I had to have an EEG (electroencephalogram) this week.  The purpose of an EEG is to test electrical activity in the brain, and to assess for abnormalities.  I suspect that no one, who knows me,  is surprised that I needed a test to check for brain abnormalities!

When the dozens of the wires from my scalp to the computer were connected, the technician said, “Wow!  Your brain waves are really smooth.”  I asked her to repeat herself.  “Your brain waves are really smooth.”  

Not knowing what a brain wave is supposed to look like, I asked, “Is that unusual?”  Oh yeah.” she said, “Most people’s are really chaotic!”

Let me be clear – the tech did NOT say whether “smooth” brain waves are a good or a bad thing.  She did not say that whether “smooth” or “chaotic” is a better sign of brain health.  Frankly, at that moment, I was just glad to hear that my brain was producing any waves at all!  I’m not always sure!

Let’s assume for a moment that having “smooth” brain waves is a good thing (I’m hoping that is the case).  I’m imagining the smooth stillness of a pool undisturbed water.  I’m imagining peace and tranquility.  I like peace and tranquility.

Then imagine some punk kid throwing rocks into your pool, or maybe jumping in like a cannon ball, wrecking your “smoothness” with a big splash, crashing waves and endless ripples.  Imagine rock after rock, cannon ball after cannon ball, endlessly disrupting your “smoothness.”

I feel like this happens a lot.  Did I mention that I really like peace and tranquility?

Interruptions.  Distractions.  Pressures.  Surprises.  Annoyances.  Noises.  Fears.  Complaints.  Emergencies.  Bad news.

Chaos.

For the moment, I am assuming that “smooth” brain waves is a good thing – at least, that is what I am hoping!  If so, then I wonder if that is why things like rest, Sabbath, prayer, contemplation and meditation, stillness, and silence are such good things.  The world around us creates chaos, that we inevitably internalize.  Sometimes we create our own mental chaos, from busy-ness or worry.  When our inner life reflects the chaos of our outer lives, I suspect we need to be intentional about seeking “smoothness.”

I could be wrong, of course.  My “smooth brain waves,” might be the evidence of what we have all suspected – a lack of sufficient mental activity.  But, regardless of what the doctor says, I suspect I am right about the need to regularly “smooth-out” our souls and psyches by inviting the Spirit to still us, silence us, and “smooth” us.

As the old hymn says,

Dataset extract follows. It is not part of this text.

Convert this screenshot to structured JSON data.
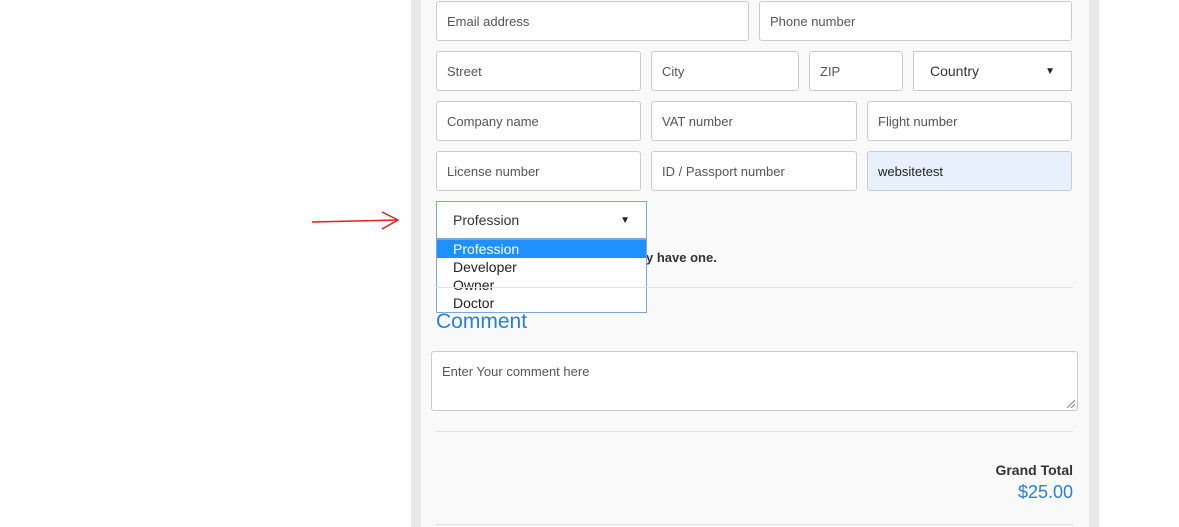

Be still, my soul: thy God doth undertake
To guide the future, as He has the past.
Thy hope, thy confidence let nothing shake;
All now mysterious shall be bright at last.
Be still, my soul: the waves and winds still know
His voice Who ruled them while He dwelt below.

So, how smooth are your waves?